Ha! 🙂 I’m sure there are other kook aid drinkers out there who might argue otherwise! I do appreciate your perspective on this, having lived it yourself!
March 4, 2016 at 1:35 pm
You didn’t come off as a rant because you held your stance on some very solid points. My husband is a high school football and baseball coach. I did NOT grow up in a family consumed with athletics. So we already, very regularly, have the discussion about how involved our daughter will get when she is old enough. Even the time of night that some of these teams have practice or games during the week is insane. My child will unfortunately be the one embarrassed by me when I say, “It’s getting late and you have school,” as I pull her off the field. I thought you did a very good job pointing out a very justified concern.
March 4, 2016 at 10:52 pm
Thank you for the comment! It’s amazing how often this topic is discussed, and how young the kids are who are involved! 😦
March 4, 2016 at 4:56 pm
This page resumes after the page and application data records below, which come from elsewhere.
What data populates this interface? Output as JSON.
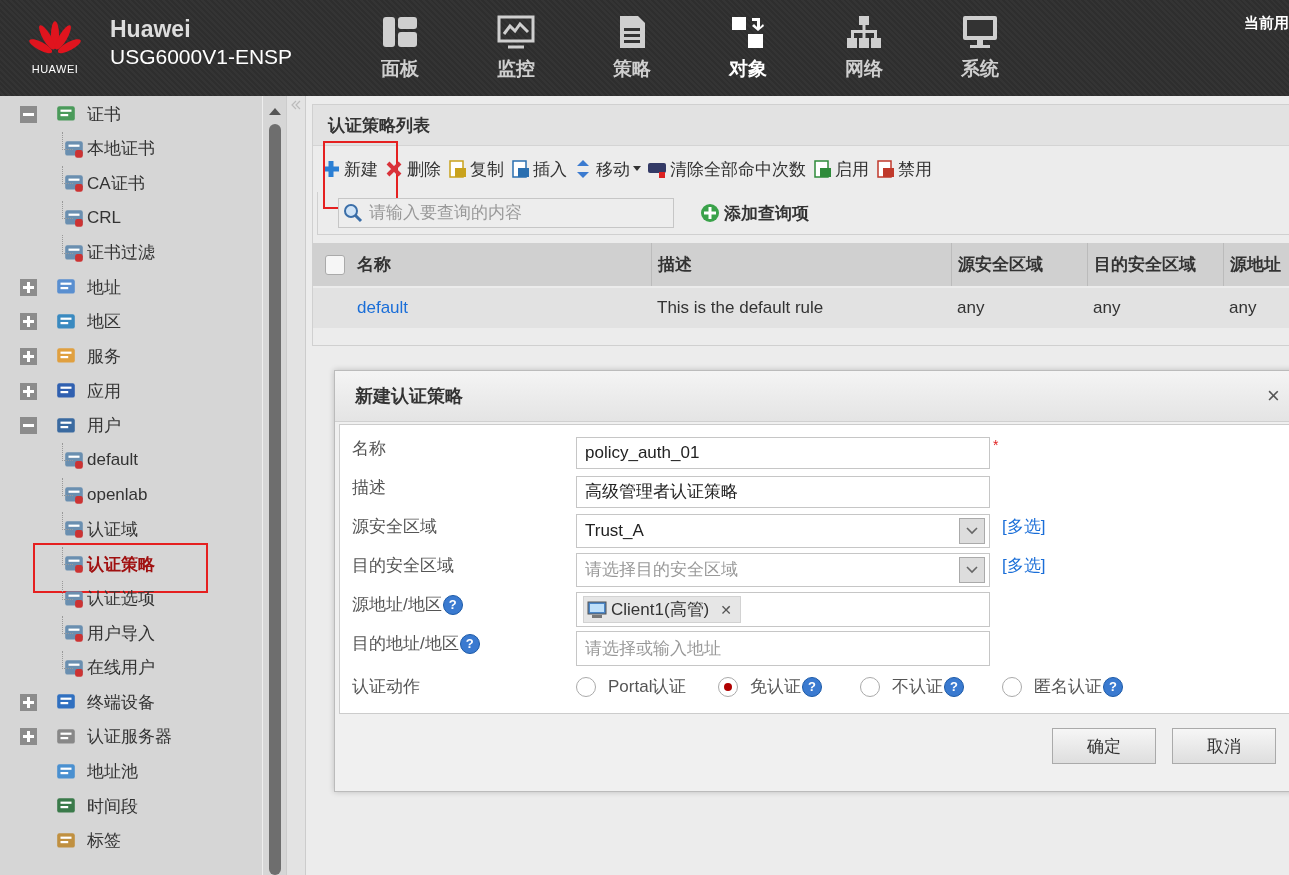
{
  "header": {
    "brand": "HUAWEI",
    "title": "Huawei",
    "device": "USG6000V1-ENSP",
    "user": "当前用",
    "nav": [
      {
        "label": "面板",
        "selected": false
      },
      {
        "label": "监控",
        "selected": false
      },
      {
        "label": "策略",
        "selected": false
      },
      {
        "label": "对象",
        "selected": true
      },
      {
        "label": "网络",
        "selected": false
      },
      {
        "label": "系统",
        "selected": false
      }
    ]
  },
  "sidebar": {
    "items": [
      {
        "label": "证书",
        "expanded": true,
        "children": [
          {
            "label": "本地证书",
            "selected": false,
            "highlighted": false
          },
          {
            "label": "CA证书",
            "selected": false,
            "highlighted": false
          },
          {
            "label": "CRL",
            "selected": false,
            "highlighted": false
          },
          {
            "label": "证书过滤",
            "selected": false,
            "highlighted": false
          }
        ]
      },
      {
        "label": "地址",
        "expanded": false
      },
      {
        "label": "地区",
        "expanded": false
      },
      {
        "label": "服务",
        "expanded": false
      },
      {
        "label": "应用",
        "expanded": false
      },
      {
        "label": "用户",
        "expanded": true,
        "children": [
          {
            "label": "default",
            "selected": false,
            "highlighted": false
          },
          {
            "label": "openlab",
            "selected": false,
            "highlighted": false
          },
          {
            "label": "认证域",
            "selected": false,
            "highlighted": false
          },
          {
            "label": "认证策略",
            "selected": true,
            "highlighted": true
          },
          {
            "label": "认证选项",
            "selected": false,
            "highlighted": false
          },
          {
            "label": "用户导入",
            "selected": false,
            "highlighted": false
          },
          {
            "label": "在线用户",
            "selected": false,
            "highlighted": false
          }
        ]
      },
      {
        "label": "终端设备",
        "expanded": false
      },
      {
        "label": "认证服务器",
        "expanded": false
      },
      {
        "label": "地址池"
      },
      {
        "label": "时间段"
      },
      {
        "label": "标签"
      }
    ]
  },
  "panel": {
    "title": "认证策略列表",
    "toolbar": [
      {
        "label": "新建",
        "highlighted": true
      },
      {
        "label": "删除",
        "highlighted": false
      },
      {
        "label": "复制",
        "highlighted": false
      },
      {
        "label": "插入",
        "highlighted": false
      },
      {
        "label": "移动",
        "highlighted": false
      },
      {
        "label": "清除全部命中次数",
        "highlighted": false
      },
      {
        "label": "启用",
        "highlighted": false
      },
      {
        "label": "禁用",
        "highlighted": false
      }
    ],
    "search": {
      "placeholder": "请输入要查询的内容"
    },
    "add_query": "添加查询项",
    "table": {
      "columns": [
        "名称",
        "描述",
        "源安全区域",
        "目的安全区域",
        "源地址"
      ],
      "select_all_checked": false,
      "rows": [
        {
          "cells": [
            "default",
            "This is the default rule",
            "any",
            "any",
            "any"
          ]
        }
      ]
    }
  },
  "dialog": {
    "title": "新建认证策略",
    "close": "×",
    "fields": [
      {
        "kind": "text",
        "label": "名称",
        "value": "policy_auth_01",
        "required": "*"
      },
      {
        "kind": "text",
        "label": "描述",
        "value": "高级管理者认证策略"
      },
      {
        "kind": "select",
        "label": "源安全区域",
        "value": "Trust_A",
        "link": "[多选]"
      },
      {
        "kind": "select",
        "label": "目的安全区域",
        "placeholder": "请选择目的安全区域",
        "link": "[多选]"
      },
      {
        "kind": "tags",
        "label": "源地址/地区",
        "help": "?",
        "tags": [
          {
            "label": "Client1(高管)",
            "remove": "✕"
          }
        ]
      },
      {
        "kind": "text",
        "label": "目的地址/地区",
        "help": "?",
        "placeholder": "请选择或输入地址"
      },
      {
        "kind": "radio",
        "label": "认证动作",
        "options": [
          {
            "label": "Portal认证",
            "selected": false
          },
          {
            "label": "免认证",
            "selected": true,
            "help": "?"
          },
          {
            "label": "不认证",
            "selected": false,
            "help": "?"
          },
          {
            "label": "匿名认证",
            "selected": false,
            "help": "?"
          }
        ]
      }
    ],
    "buttons": [
      "确定",
      "取消"
    ]
  }
}
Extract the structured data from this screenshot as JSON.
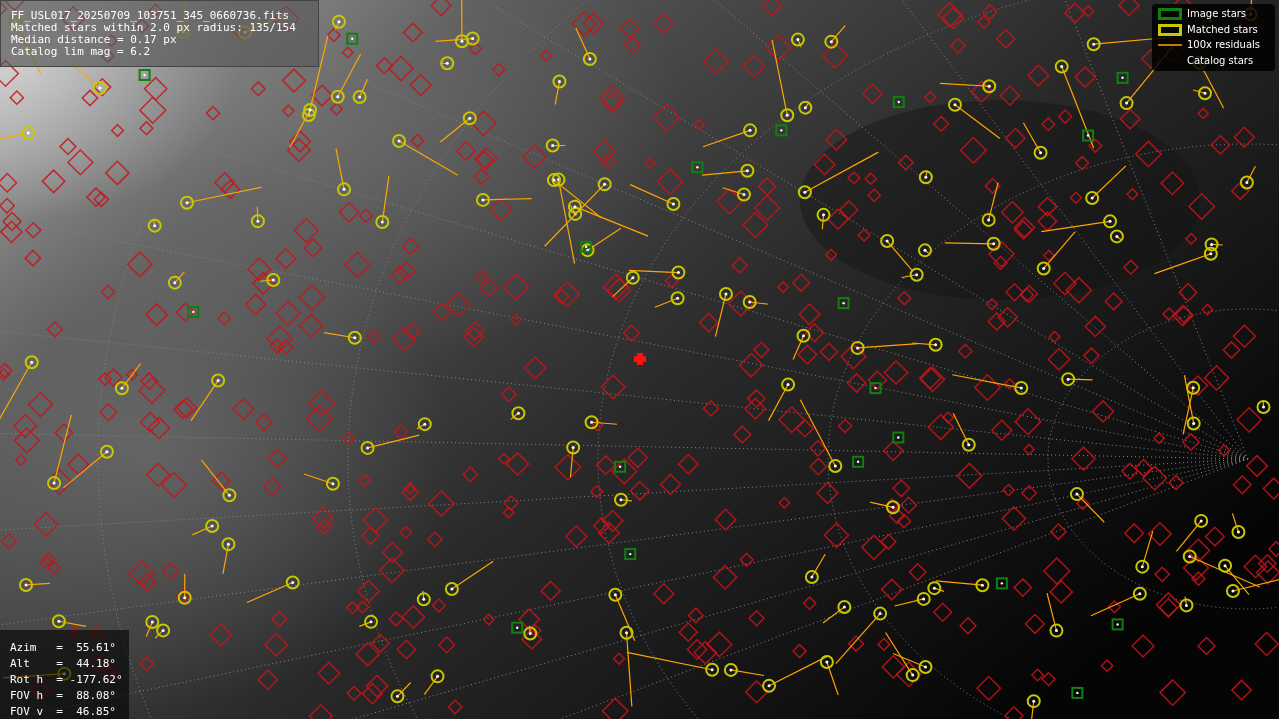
{
  "info_box": {
    "lines": [
      "FF_USL017_20250709_103751_345_0660736.fits",
      "Matched stars within 2.0 px radius: 135/154",
      "Median distance = 0.17 px",
      "Catalog lim mag = 6.2"
    ]
  },
  "legend": {
    "items": [
      {
        "label": "Image stars"
      },
      {
        "label": "Matched stars",
        "kind": "matched"
      },
      {
        "label": "100x residuals",
        "kind": "residual"
      },
      {
        "label": "Catalog stars",
        "kind": "catalog"
      }
    ]
  },
  "pointing_box": {
    "lines": [
      "Azim   =  55.61°",
      "Alt    =  44.18°",
      "Rot h  = -177.62°",
      "FOV h  =  88.08°",
      "FOV v  =  46.85°"
    ]
  }
}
Well said. Many of my students play on travel teams, and they all find the experience SO stressful…and exhausting.
March 4, 2016 at 10:51 pm
And for what? That’s my end game, if they they have a true passion for it, that’s one thing. But I see so many who, by the time high school hits, are just burnt out. Thank you for dropping by! 🙂
March 4, 2016 at 10:13 pm
I agree that you don’t have to pay to learn to work hard, support others, win and lose with grace. It was an interesting read for me as I do not yet have kids of my own and therefore have not had to really think those issues through. Thanks for sharing your perspective.
March 4, 2016 at 10:49 pm
And thank you for the comment. I’d agree, for those without kids, the subject may not always come up, but even as a teacher I’d see it. An interesting topic for sure! 🙂